Death of Kings (The Saxon Stories #6)
Although there’s a bit of a slow start to this Saxon Story, once Cornwell gets rolling, good lord is it impossible to put this book down. I have a sinus infection and I stayed up until midnight last night to get to the last 10% of the book. As you are all expecting, this is more Edward’s story than it is Alfred’s and I have to say, it was refreshing after so many tales of the pious Alfred. This is the first Saxon Story with some semblance of peace in it and I kind of love Uhtred’s reaction to it. It makes him fidgety. After so many years of battle after battle, Uhtred doesn’t trust peace and given his life story, that is as it should be. There are a few new characters in this story, though they’re mostly priests and Danes and, of course since it’s Cornwell writing them, they’re fully actualized. Though, my favorite character development was Uhtred next to Alfred’s death bed. I love that Cornwell put Osferth there as a means of salving Alfred’s soul. In some ways this story is completely unlike the rest of the Saxon stories. It’s not completely filled up with blood, gore, and dying men. Instead it tells the tale of a transition and it does it with subtlety and craft.
The fate of a new nation rests in the hands of a reluctant warrior in this thrilling sixth volume in the acclaimed New York Times bestselling Saxon Tales series.
As the ninth century wanes, Alfred the Great lies dying, his dream of a unified England in danger and his kingdom on the brink of chaos. While his son, Edward, has been named his successor, there are other Saxon claimants to the throne—as well as ambitious pagan Vikings to the north.
Uhtred, the Saxon-born, Viking-raised warrior, whose life seems to shadow the making of England itself, is torn between his vows to Alfred and his desire to reclaim his long-lost ancestral lands and castle in the north. As the king’s warrior, he is duty-bound, but Alfred’s reign is nearing its end, and Uhtred has sworn no oath to the crown prince. Despite his long years of service, Uhtred is still loath to commit to the old king’s Saxon cause of a united and Christian England. Now he must make a momentous decision, one that will forever transform his life . . . and the course of history: take up arms—and Alfred’s mantle—or lay down his sword and allow the dream of a unified kingdom to fall into oblivion.
Cornwell’s done something interesting over the course of these stories. In the beginning, my natural love of Viking practicality (I blame Flanagan for making me love his Skandians so much) made me view the men of Wessex with a bit of scorn. As the books have progressed and particularly in this one, I’ve come to view the Danes as troublesome, increasingly wanting them to leave England in peace and go raid somewhere else. Now when Uhtred kills yet another Dane, I’m all for it, which is a mark of how subtly Cornwell wins your buy in. As time goes on, as we grow old with Uhtred, it’s impossible to not adopt his enemies as your own. As his loyalties are brought further and further under the helm of Wessex, so were mine. Cornwell seemingly does this effortlessly.

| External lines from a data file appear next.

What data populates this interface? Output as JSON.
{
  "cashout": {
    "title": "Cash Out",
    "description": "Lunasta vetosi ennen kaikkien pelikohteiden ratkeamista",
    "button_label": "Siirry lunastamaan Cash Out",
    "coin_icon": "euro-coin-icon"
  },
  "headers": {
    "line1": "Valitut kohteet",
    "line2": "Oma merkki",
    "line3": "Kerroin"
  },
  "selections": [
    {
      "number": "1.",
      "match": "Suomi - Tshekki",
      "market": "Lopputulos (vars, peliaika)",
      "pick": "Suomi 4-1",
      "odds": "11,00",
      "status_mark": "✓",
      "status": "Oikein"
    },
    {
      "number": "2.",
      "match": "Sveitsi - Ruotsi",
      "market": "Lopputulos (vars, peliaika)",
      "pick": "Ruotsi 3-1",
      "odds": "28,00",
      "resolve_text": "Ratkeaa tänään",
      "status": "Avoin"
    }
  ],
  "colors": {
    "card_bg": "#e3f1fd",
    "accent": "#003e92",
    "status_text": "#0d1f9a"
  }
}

I also loved how he made the women in the tale so critical to the success of the battles. It was the Danes’ sorceress that gave the Danes the courage to attack Wessex in a battle that should have given them that kingdom if not for Uhtred’s defense of it. It was Uhtred’s angels that gave the people of Wessex the comfort that their god was with them. It was Aelthelflaed that played such a large part in the final battle. Cornwell does a superlative job of creating women who are subject to the restrictions of their time, but who seek to rise above them at the same time and it adds a depth to the tale. Sure Uhtred is incredible to watch as he somehow anticipates and blocks every move of the Danes, but it’s the women who give the tale that extra shade of vibrancy. Though, on second thought, the same can be said for all of the secondary characters Cornwell gives us to love. In this story more than others, I found myself keeping track of the secondary characters in the back of my mind, worrying about them.
In the end, Cornwell has once again given us a gut clenching tale of love, hatred, loyalty, and oaths that is virtually impossible to put down. This series is a must read.
4 ink bottles.